The 1996 Chicago Bulls were a team on a mission. It was the first full season since Michael Jordan’s return from his hiatus playing minor league baseball in the Chicago White Sox system. Jordan’s return late in the 1995 season was too late to get in rhythm and the Bulls were ousted by the Orlando Magic.
In ’96, Chicago set a new league record by winning 72 games in the regular season. Jordan averaged 30 ppg and won the MVP award. Scottie Pippen kicked in 19 points/6 rebounds/6 assists.
Dennis Rodman, now 34-years-old, was brought in for his rebounding prowess and pulled down 15 boards a night.
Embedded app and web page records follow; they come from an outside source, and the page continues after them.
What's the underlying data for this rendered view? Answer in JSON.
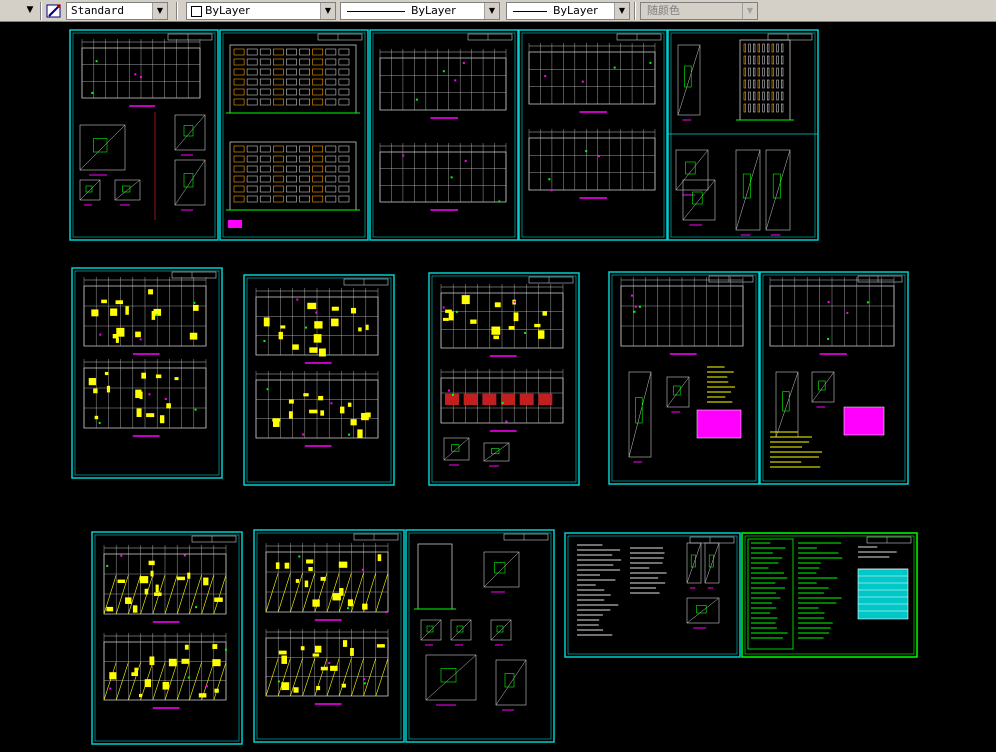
{
  "toolbar": {
    "textstyle_value": "Standard",
    "layer_value": "ByLayer",
    "linetype_value": "ByLayer",
    "lineweight_value": "ByLayer",
    "color_value": "随颜色"
  },
  "colors": {
    "background": "#000000",
    "sheet_border": "#00d0d0",
    "drawing_lines": "#c8c8c8",
    "highlight_yellow": "#ffff00",
    "highlight_magenta": "#ff00ff",
    "legend_green": "#00ff00"
  },
  "icons": {
    "text_style": "text-style-icon",
    "layer": "layer-icon"
  }
}
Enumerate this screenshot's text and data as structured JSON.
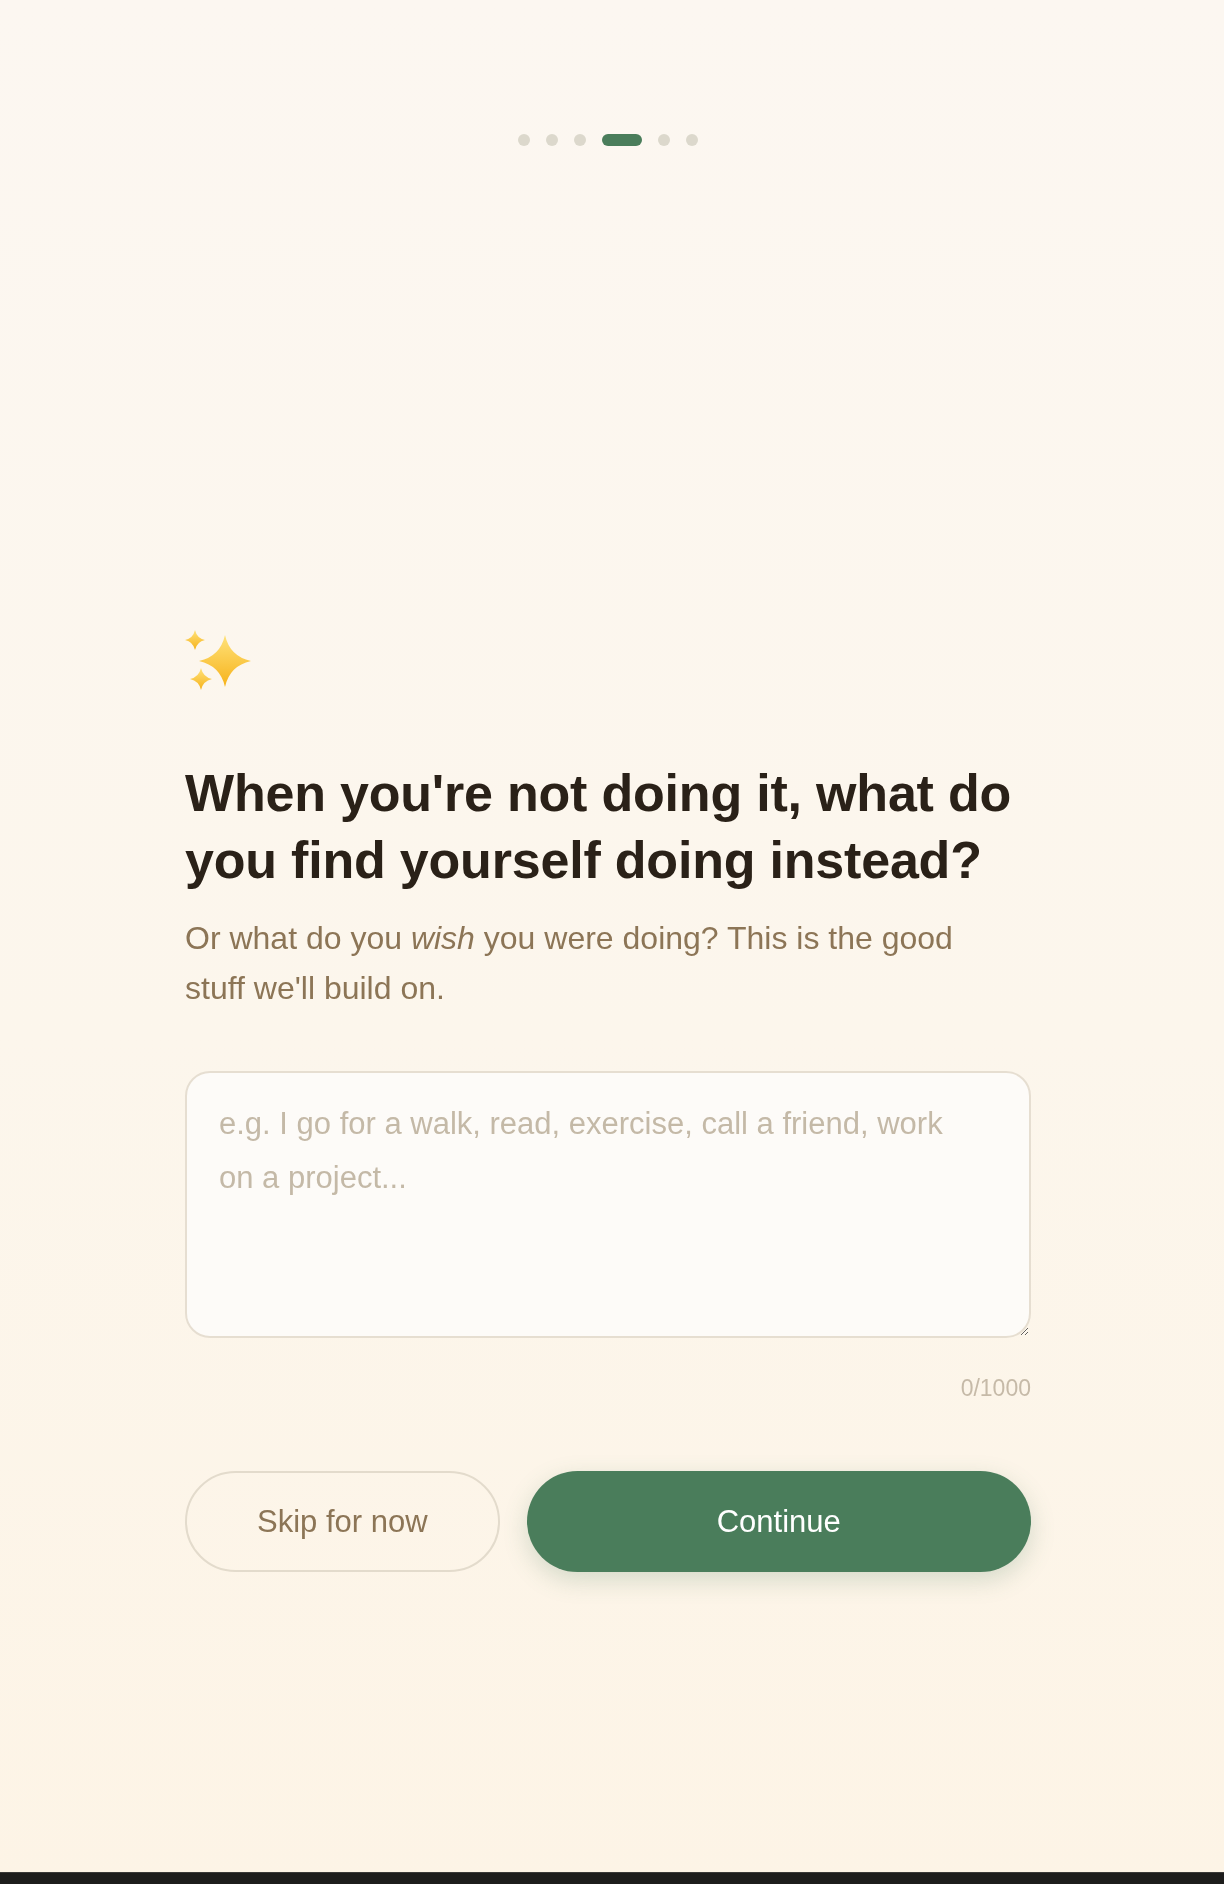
{
  "progress": {
    "steps": [
      {
        "selected": false
      },
      {
        "selected": false
      },
      {
        "selected": false
      },
      {
        "selected": true
      },
      {
        "selected": false
      },
      {
        "selected": false
      }
    ]
  },
  "question": {
    "title": "When you're not doing it, what do you find yourself doing instead?",
    "subtitle": "Or what do you *wish* you were doing? This is the good stuff we'll build on."
  },
  "answer": {
    "placeholder": "e.g. I go for a walk, read, exercise, call a friend, work on a project...",
    "counter": "0/1000"
  },
  "buttons": [
    {
      "label": "Skip for now",
      "kind": "secondary"
    },
    {
      "label": "Continue",
      "kind": "primary"
    }
  ]
}
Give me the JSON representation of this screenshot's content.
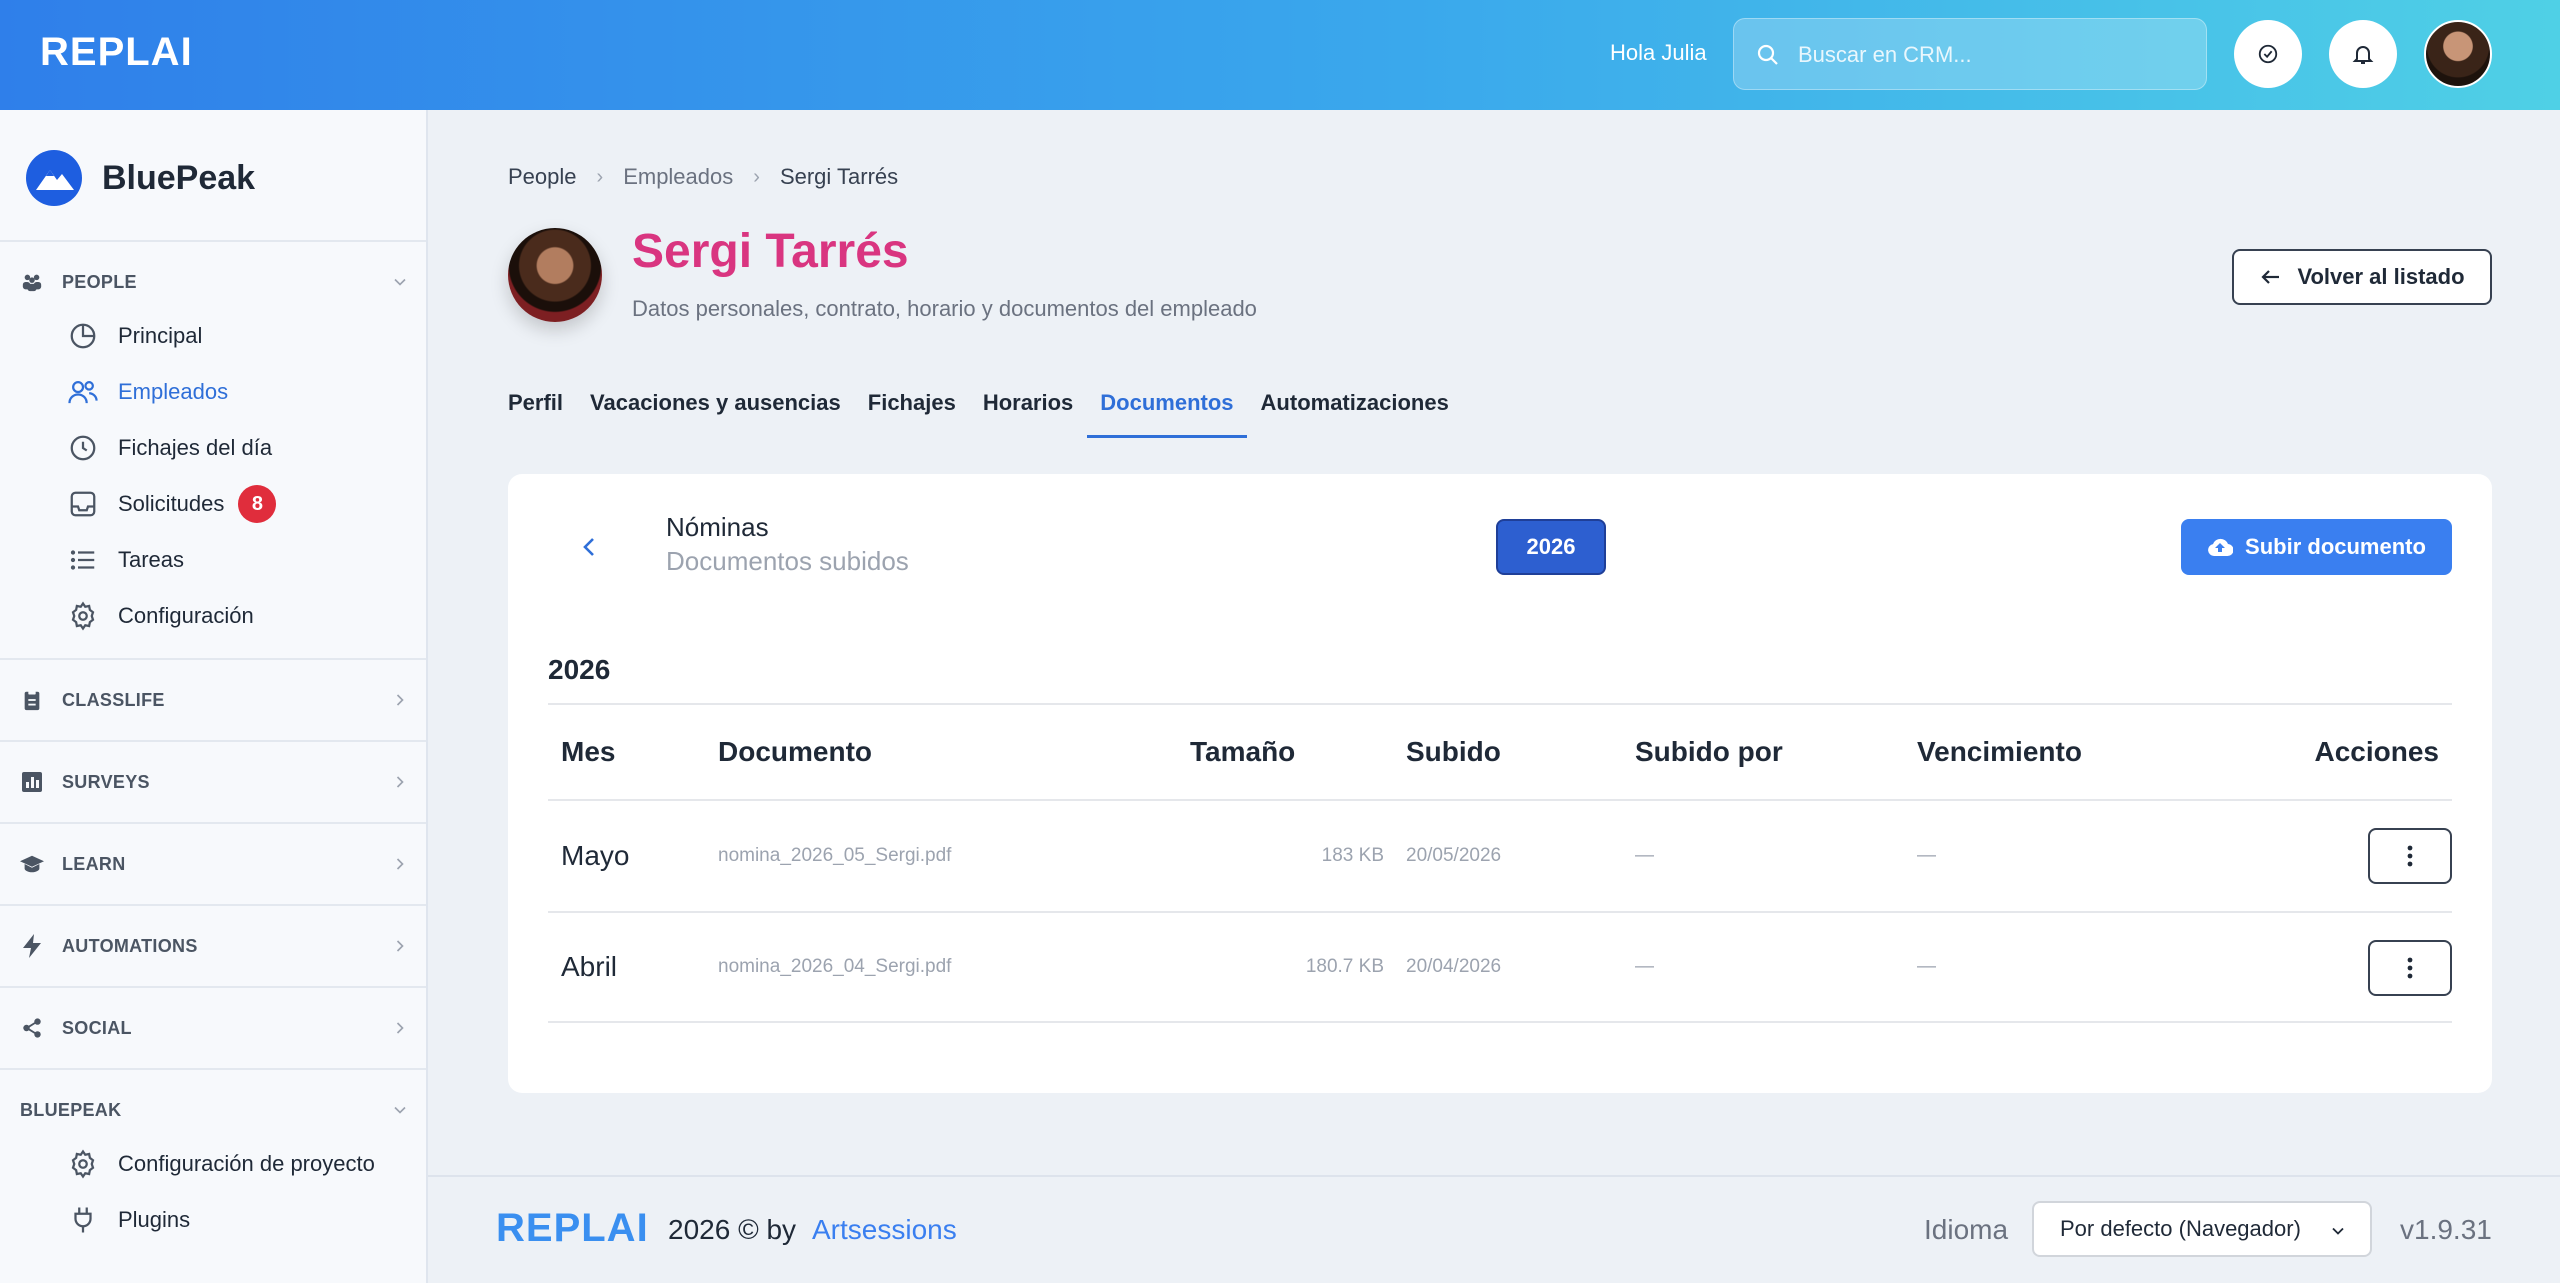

Chicago rolled through the first two rounds and the playoffs and then turned an anticipated rematch with Orlando in the conference finals into an anti-climactic sweep.
The Seattle Sonics hadn’t been to the Finals since their back-to-back appearances in 1978 and 1979, the latter of which saw them win the title. Shawn Kemp was the lead man this time around, averaging 20 points/11 rebounds, Gary Payton knocked 19 ppg, with Detlef Schremph and Hersey Hawkins combining for 33 additional points per game.
Seattle eliminated the two-time defending champion Houston Rockets in the second round, and then won a seven-game conference finals over the Utah Jazz of Karl Malone and John Stockton. With a 64-win regular season and this kind of playoff resume, the Sonics were a worthy adversary on Chicago’s last step to greatness.
The opening game in Chicago was a tight one for three quarters and the Bulls held a narrow two-point lead. But Payton couldn’t get his game untracked, while Jordan shot 9-for-18 and scored 28 points. The dam eventually broke and Chicago won 107-90.
Payton’s struggles continued in Game 2, as he settled for 13 points for the second straight game. Jordan scored 29, while Rodman dominated the glass to the tune of 20 rebounds. It was a good game, but Chicago got a lead, and held on for the 92-88 win.
Now the series shifted to Seattle for the middle three games–the NBA used a 2-3-2 format for the Finals only in the years from 1985 to 2013. But the first Finals game in the Pacific Northwest in seventeen years turned into the MJ show. Jordan poured in 36 points, and the Bulls did not allow Seattle fans a hope for getting back into the series. Chicago won the first quarter 34-16 and coasted home, 108-86.
With two home games still in their back pocket, Chicago backed off the gas pedal, and Seattle won a 107-86 blowout behind a 25 points/11 rebounds game from Kemp in Game 4. The celebration was further delayed when Seattle controlled the fourth quarter of Game 5 and won 89-78.
Pippen had a rough game in the fifth game, shooting 5-for-20. But he and the rest of the supporting cast would help pick up Jordan when the series went back to the Windy City for Game 6. Seattle’s defense caused Jordan fits, as he shot 5-for-19 from the field, though the MVP was able to get to the line twelve times.
In the meantime, Chicago enjoyed an edge from the three-point stripe. Pippen hit 3-for-7 from behind the arc, while Ron Harper connected on 2/5. And in a defensive game, there were a lot of rebounds to be had. Rodman grabbed 19 of them, leading the Bulls to a decisive edge on the glass. With their 87-75 win, the celebration could finally begin.
It was just the beginning for another Chicago run, as they would win three straight NBA titles for the second time in Jordan’s career. It was the ending for Seattle–the franchise wouldn’t make the Finals again until 2012, and by that time they were named the Oklahoma City Thunder.